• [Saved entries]

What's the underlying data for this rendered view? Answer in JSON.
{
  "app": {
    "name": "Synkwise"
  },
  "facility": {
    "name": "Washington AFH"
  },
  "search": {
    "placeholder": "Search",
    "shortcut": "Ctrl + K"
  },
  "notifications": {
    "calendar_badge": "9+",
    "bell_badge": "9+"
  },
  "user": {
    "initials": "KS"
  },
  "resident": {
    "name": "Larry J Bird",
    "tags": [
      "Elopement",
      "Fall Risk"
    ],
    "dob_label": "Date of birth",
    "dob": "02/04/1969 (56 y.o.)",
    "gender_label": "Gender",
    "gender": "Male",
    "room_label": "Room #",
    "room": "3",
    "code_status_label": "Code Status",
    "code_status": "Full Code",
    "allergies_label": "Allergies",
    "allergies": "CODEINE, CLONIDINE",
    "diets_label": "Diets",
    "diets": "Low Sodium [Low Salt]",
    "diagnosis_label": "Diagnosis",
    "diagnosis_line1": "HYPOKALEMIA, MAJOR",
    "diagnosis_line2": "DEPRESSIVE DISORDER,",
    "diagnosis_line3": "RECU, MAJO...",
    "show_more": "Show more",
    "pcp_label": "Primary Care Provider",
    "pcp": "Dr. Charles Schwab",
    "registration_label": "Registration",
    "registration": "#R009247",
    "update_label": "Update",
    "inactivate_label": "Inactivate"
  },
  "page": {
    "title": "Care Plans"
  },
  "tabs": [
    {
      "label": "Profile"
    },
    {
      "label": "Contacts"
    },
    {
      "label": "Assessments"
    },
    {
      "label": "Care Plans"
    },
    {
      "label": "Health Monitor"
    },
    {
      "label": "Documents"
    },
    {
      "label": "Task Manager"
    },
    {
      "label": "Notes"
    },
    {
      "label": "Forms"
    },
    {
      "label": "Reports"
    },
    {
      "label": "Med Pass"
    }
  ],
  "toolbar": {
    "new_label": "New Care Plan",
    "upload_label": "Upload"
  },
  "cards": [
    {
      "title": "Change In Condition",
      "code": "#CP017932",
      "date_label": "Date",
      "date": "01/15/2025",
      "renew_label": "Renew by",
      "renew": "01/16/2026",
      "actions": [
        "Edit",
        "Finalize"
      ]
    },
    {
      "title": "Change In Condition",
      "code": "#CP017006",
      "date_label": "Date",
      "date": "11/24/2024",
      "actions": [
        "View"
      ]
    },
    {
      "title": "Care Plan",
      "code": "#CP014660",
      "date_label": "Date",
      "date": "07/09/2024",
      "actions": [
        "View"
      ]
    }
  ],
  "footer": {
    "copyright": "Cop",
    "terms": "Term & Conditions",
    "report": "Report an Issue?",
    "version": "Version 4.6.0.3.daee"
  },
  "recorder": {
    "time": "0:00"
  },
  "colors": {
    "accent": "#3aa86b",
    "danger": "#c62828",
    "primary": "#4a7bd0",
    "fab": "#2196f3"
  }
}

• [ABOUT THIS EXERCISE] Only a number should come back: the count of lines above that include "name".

• [REPLY] 3